News Release
11/8/2012
Posted by Jamie Court
SANTA MONICA, CA – Consumer Watchdog’s new five-star rated app gives iPhone and iPad users a way to complain, stay informed and be engaged on the top consumer issues of the day. A popular feature, the “Consumer Watchdog Dog House,” allows consumers to take a photo with their phone and satirize or applaud a politician,...
Blog Post
10/31/2012
Posted by John M. Simpson
It looks like California Attorney General Kamala Harris means business when it comes to protecting consumers' online privacy.  She has started to warn scores of companies that their mobile applications or "apps" violate California privacy law and could face fines of up to $2,500 each time one is downloaded. Her action has...
News Story
10/30/2012
Posted by Mark Reback
The Federal Trade Commission's proposed $22.5 million settlement with Google for privacy violations doesn't impose stringent enough conditions on the company, the group Consumer Watchdog argues in new court papers. The tentative deal does not "prevent Google from continuing to profit from the misconduct that it previously engaged in,...
News Story
10/28/2012
Posted by Mark Reback
A San Francisco court will hear arguments next month against a proposed US$22.5 million privacy settlement between Google and the U.S. Federal Trade Commission, over Google's use of cookies to track the Web movements of users running Apple's Safari browser. The settlement, the largest ever secured by the FTC for violating one of its...
News Story
10/25/2012
Posted by Mark Reback
The fanfare of Apple's (AAPL) announcement of two new iPads Tuesday quickly gave way to backlash from consumers who say the short life span of Apple products is becoming wearisome -- and expensive. Apple surprised fans by unveiling a revamped, full-size iPad, just seven months after releasing the third-generation iPad. The new, full-sized...
News Story
9/25/2012
Posted by Mark Reback

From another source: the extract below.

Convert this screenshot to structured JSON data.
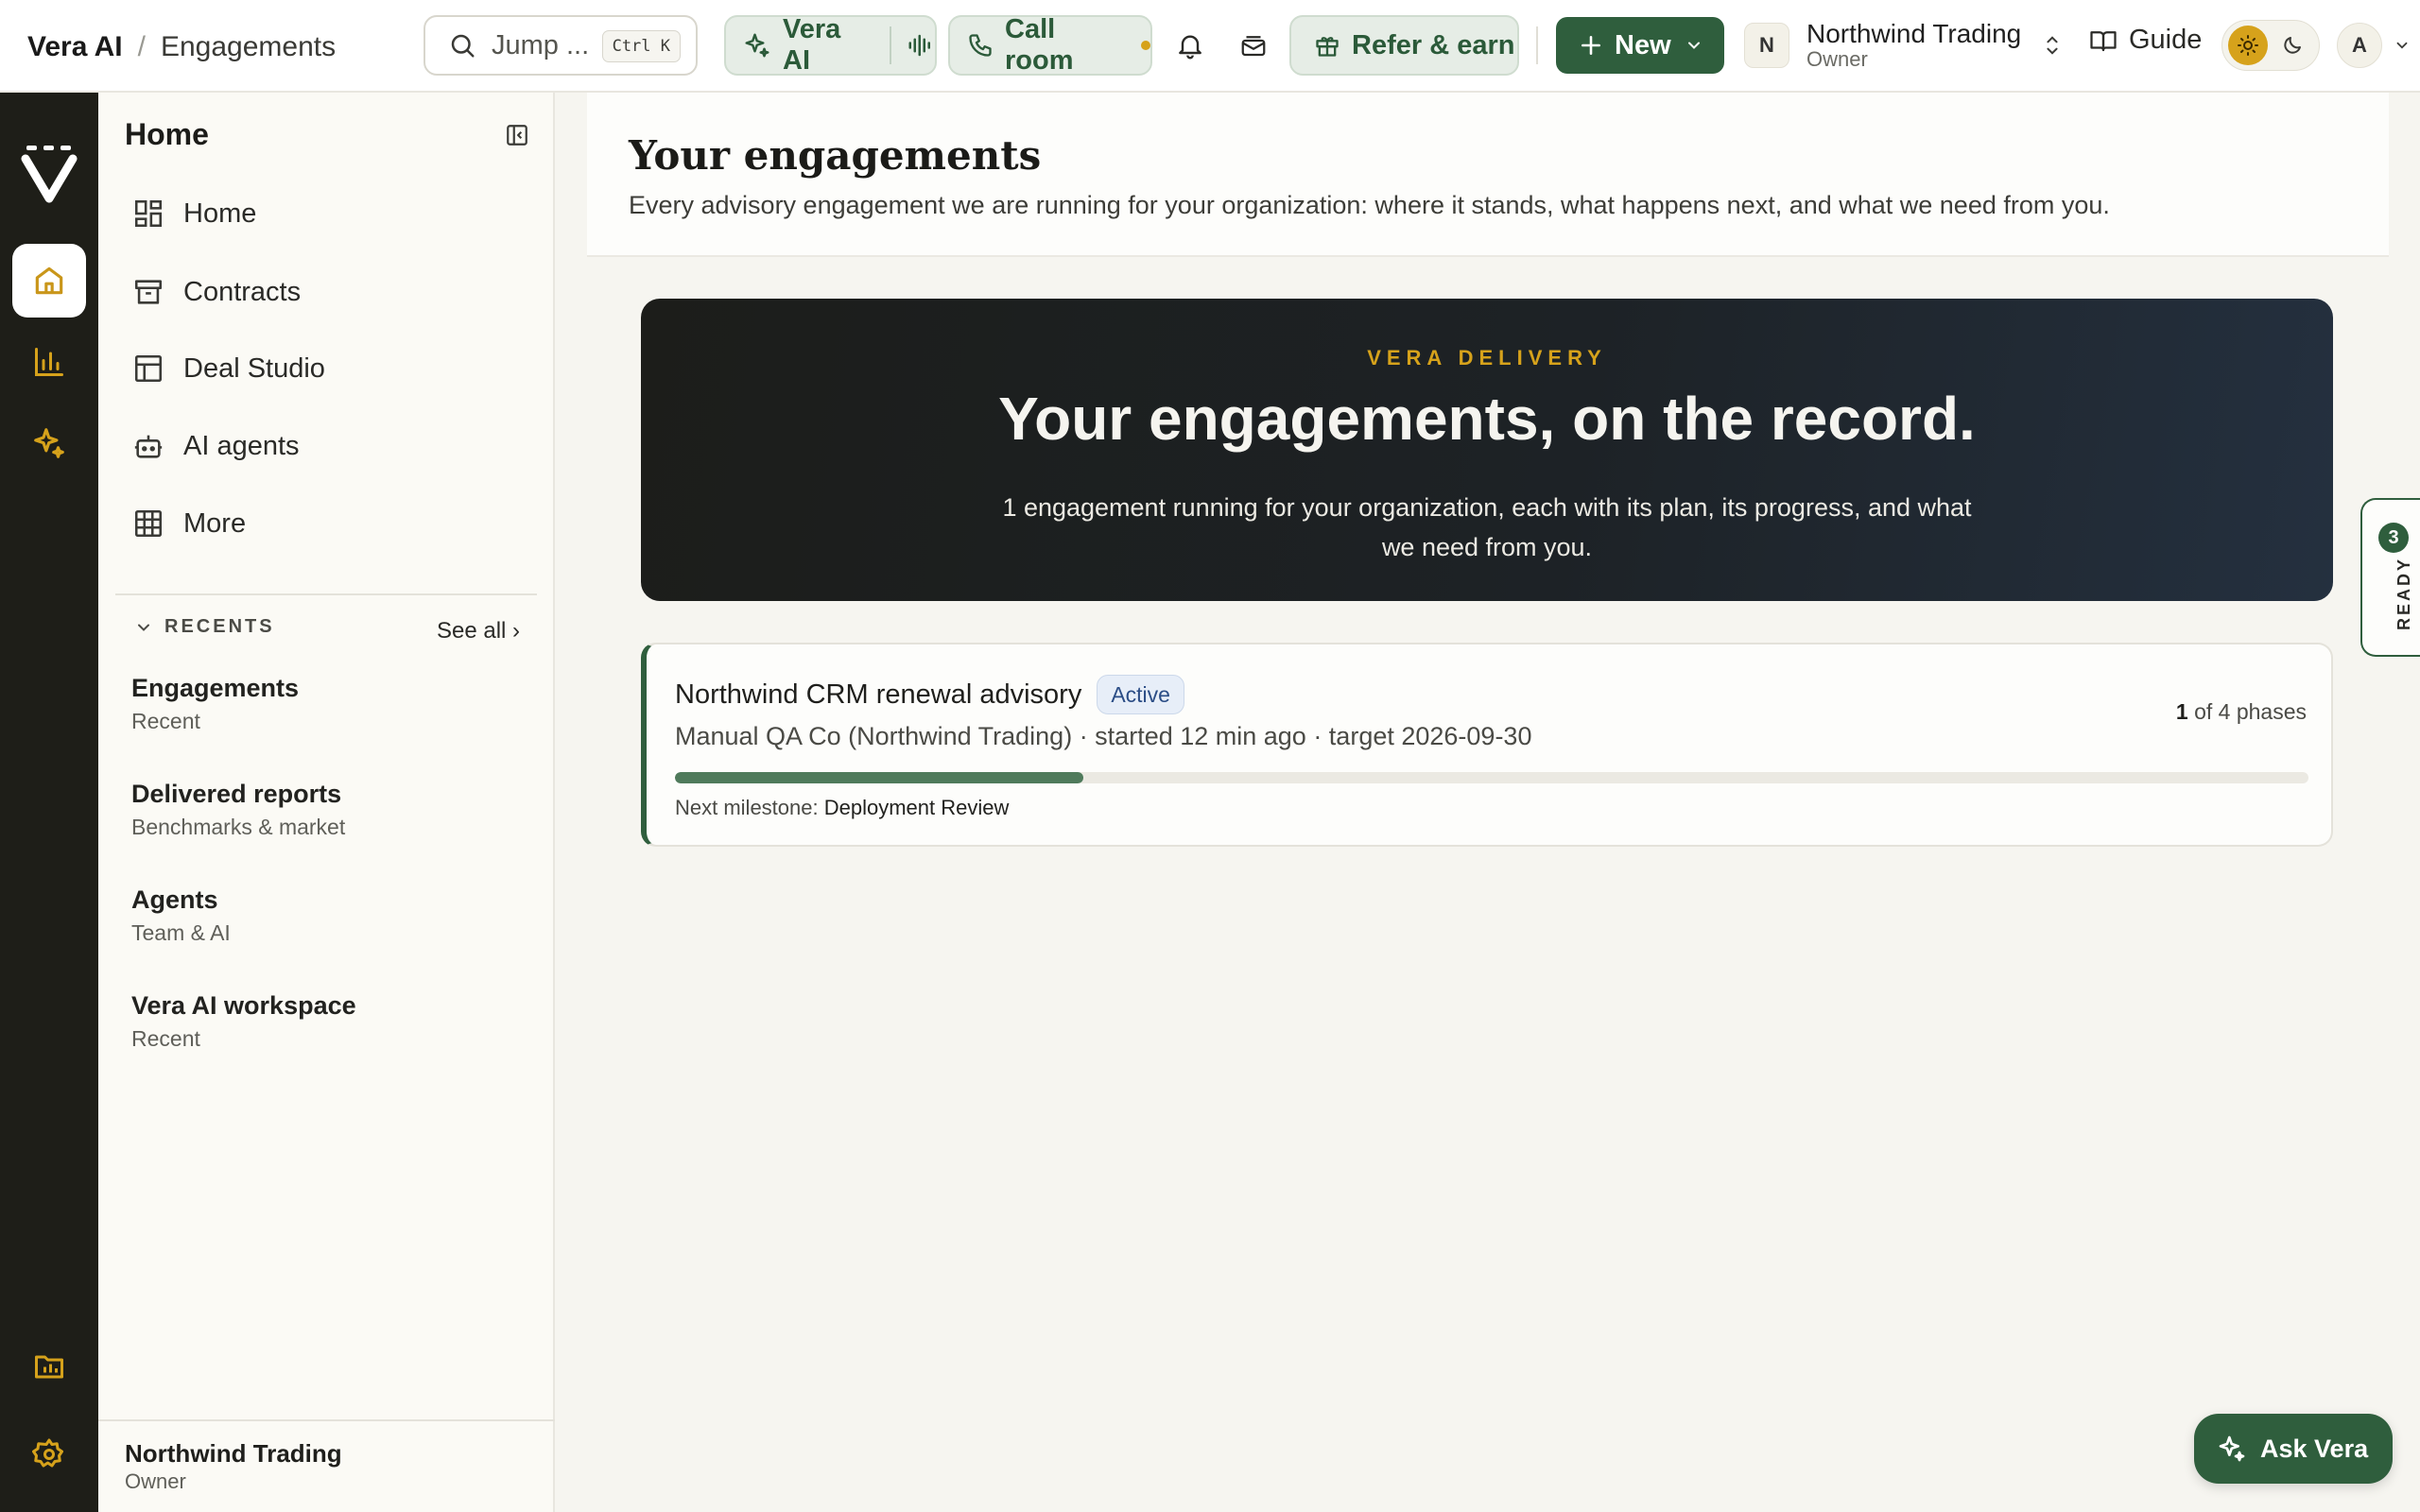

Consumer Watchdog has criticized the U.S. Federal Trade Commission’s proposed $22.5-million fine that Google might pay in connection with privacy settings on Apple’s Safari browser. The consumer advocacy group also complains that the FTC does not have a permanent injunction against Google for violating the earlier “Buzz”...